Gambling involves staking something of value, with consciousness of risk and hope of gain, on an uncertain event, such as the outcome of a game, a contest or a lottery. It is a major worldwide industry. It can be done with real money, but also with virtual coins or paper tickets for games such as bingo and scratchcards. It can be done face to face, on the Internet, or through televised events. People with gambling problems are more likely to develop them in adolescence or early adulthood. They are more likely to report problems with strategic or “face-to-face” forms of gambling, such as blackjack and poker, than with nonstrategic or less interpersonally interactive forms, such as slot machines and bingo.
Getting help for a problem with gambling
If you have a gambling problem, get help as soon as possible. Talk to your GP, or a mental health professional, therapist or counselor.
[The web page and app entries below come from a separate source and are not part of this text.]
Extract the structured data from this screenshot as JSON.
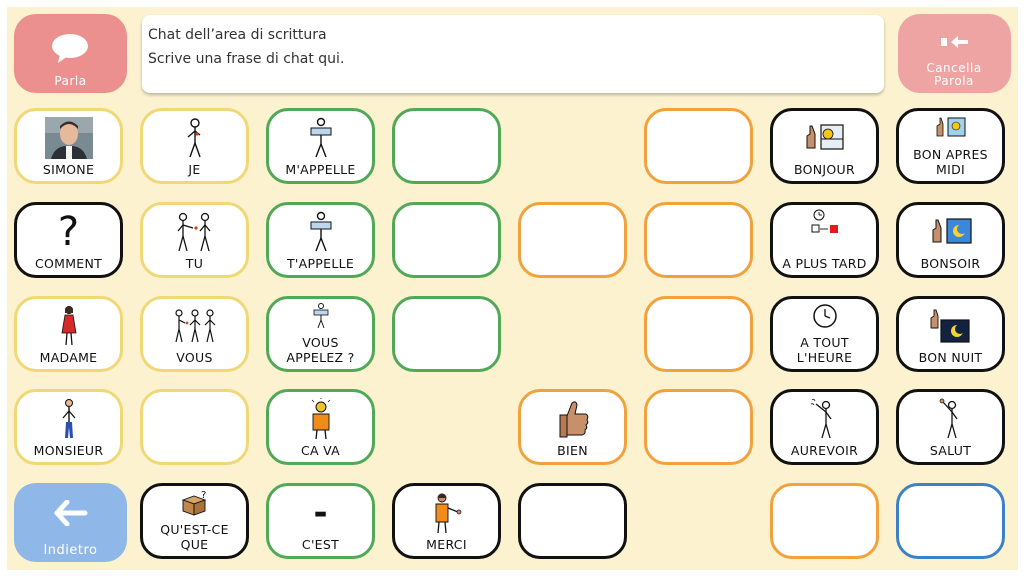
{
  "top": {
    "speak_label": "Parla",
    "clear_label": "Cancella Parola",
    "back_label": "Indietro"
  },
  "chat": {
    "title": "Chat dell’area di scrittura",
    "text": "Scrive una frase di chat qui."
  },
  "tiles": {
    "simone": "SIMONE",
    "je": "JE",
    "mappelle": "M'APPELLE",
    "bonjour": "BONJOUR",
    "bon_apres_midi": "BON APRES MIDI",
    "comment": "COMMENT",
    "tu": "TU",
    "tappelle": "T'APPELLE",
    "a_plus_tard": "A PLUS TARD",
    "bonsoir": "BONSOIR",
    "madame": "MADAME",
    "vous": "VOUS",
    "vous_appelez": "VOUS APPELEZ ?",
    "a_tout_lheure": "A TOUT L'HEURE",
    "bon_nuit": "BON NUIT",
    "monsieur": "MONSIEUR",
    "ca_va": "CA VA",
    "bien": "BIEN",
    "aurevoir": "AUREVOIR",
    "salut": "SALUT",
    "quest_ce_que": "QU'EST-CE QUE",
    "cest": "C'EST",
    "merci": "MERCI",
    "question_mark": "?",
    "dash": "-"
  },
  "colors": {
    "background": "#fdf2cf",
    "speak": "#ec8f8f",
    "clear": "#efa4a4",
    "back": "#8fb7e8",
    "yellow": "#f1d877",
    "green": "#51a958",
    "black": "#111111",
    "orange": "#f2a23c",
    "blue": "#3d82c7"
  }
}
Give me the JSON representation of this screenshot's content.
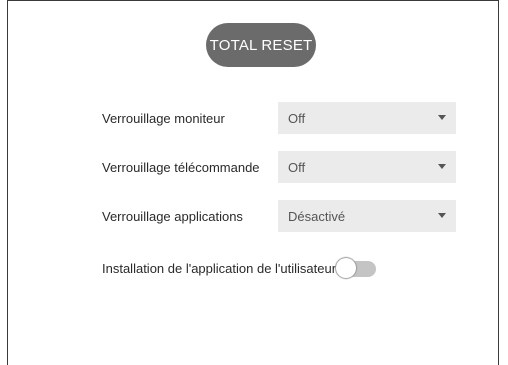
{
  "reset_button": {
    "label": "TOTAL RESET"
  },
  "settings": [
    {
      "label": "Verrouillage moniteur",
      "value": "Off"
    },
    {
      "label": "Verrouillage télécommande",
      "value": "Off"
    },
    {
      "label": "Verrouillage applications",
      "value": "Désactivé"
    }
  ],
  "user_app_install": {
    "label": "Installation de l'application de l'utilisateur",
    "enabled": false
  },
  "colors": {
    "button_bg": "#6b6b6b",
    "select_bg": "#ebebeb",
    "toggle_track": "#c4c4c4"
  },
  "icons": {
    "dropdown": "caret-down-icon"
  }
}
Consider joining a support group, like Gamblers Anonymous, or taking up a new hobby to distract yourself from the urge to gamble. Try to only gamble with money you can afford to lose. Set money and time limits for yourself before you start gambling, and never chase your losses—it is almost always a losing proposition. Try to find healthier ways to relieve unpleasant feelings, such as exercising, spending time with friends who don’t gamble and practicing relaxation techniques. There is a strong link between gambling and depression, so if you have thoughts of suicide, call 999 or visit A&E immediately.